Joanna Rees, who impressed us earlier in the week, would have done well to add another trick to her repertoire. The Rose Pak/Ed Lee jabs that were so entertaining on Monday still landed, but they lacked the satisfying thud of the previous debate. It was kind of like when your boring friend finds that one joke that gets a laugh and then tells that same joke three more times expecting the same laughs. Cute, but maybe it's time to move on?
Where Rees got snagged, Dennis Herrera actually stepped up his Ed Lee discourse. He got his two cents in about lying politicians when Griffin asked, "What's the most unpardonable sin a politician can commit?" - but instead of dwelling on it, he moved beyond the easy efforts to poo-poo Ed Lee's Big Promise Not to Run by pointing to a number of problems that started way back when Ed Lee was appointed DPW Director. Sure, it's a little disappointing to see everyone continue to pile on Ed Lee when there are actual issues to be discussed, but if the race is really going to be Everyone vs. Lee it's nice to see someone thinking beyond the easy Rose Pak jokes.
Likewise, Bevan Dufty wasn't pleased with the direction the conversations headed in. Towards the end of the debate, he railed against the softball questions (at least half of which were submitted by the audience) and called for a discussion of the real issues: why is no one pointing out this ambitious pack of candidates (two latinos, two women, one disabled, one gay, four asian-americans)? Why is no one talking about the unacceptable level of violence in the neighborhood we were all sitting in? His passion was a stark departure from the jovial mood he seemed to be in on Monday and one could reasonably argue he was trying to dodge questions about how he himself helped to install Mayor Lee, but the point is valid: it's time for this campaign to focus on something of actual importance instead of this slump of navel-gazing over Ed Lee's candidacy.
Then Michela Alioto-Pier had to go and deflate said speech with a dismissive, "every time Bevan does that..." comment. Whatever.
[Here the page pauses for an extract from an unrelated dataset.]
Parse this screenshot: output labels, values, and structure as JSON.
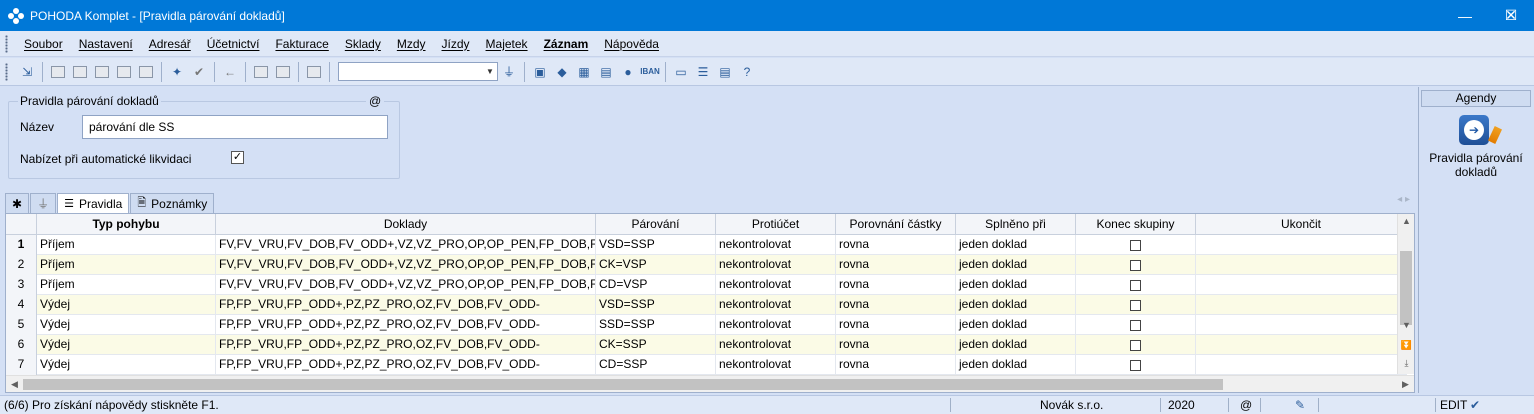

Wake us up when you're done with the story about your great grandfather, the Fisherman's Wharf lamplighter.
Appropriately enough for a moderate, David Chiu landed squarely in the middle Thursday night. When asked if he regretted any of his votes on the Board of Supervisors (a leading question hinting at the Ed Lee-ephant in the room), Chiu told the audience he had his first post-candidacy meeting with the Mayor on Wednesday. The one-on-one, he said, "was like seeing an ex-girlfriend." Which is a hilarious simile that makes us think of Ed Lee and David Chiu staring awkwardly at each other over lukewarm coffees and reluctantly returning each other's Springsteen albums or something.
John Avalos, uncomfortably seated next Ed Lee's empty chair and then eventually Ed Lee himself, remained true to his message: jobs, local hiring, Muni improvements and fighting for an independent city hall. If anything, we like how Avalos' message is consistent and well-delivered. It never seems difficult to figure out where the guy stands. The problem is whether or not enough people are listening to him.
Ed Lee, for his part, tried to cut ties with the Pak Pack in his late-arriving opening remarks, but it sounded pretty hollow to us. He did say he supports the legalization of prostitution though, so you can feel free to call him a hooker, we guess.
Again, we hesitate to name a winner here when the campaign seems to be for best Ed Lee dig rather than best candidate for Mayor - but Dennis Herrera continued to impress with a more restrained, thoughtful approach at disarming the incumbent Mayor Mustache. And Bevan Dufty's speech hit the room square in the gut - right where it needed to land to wake everyone up.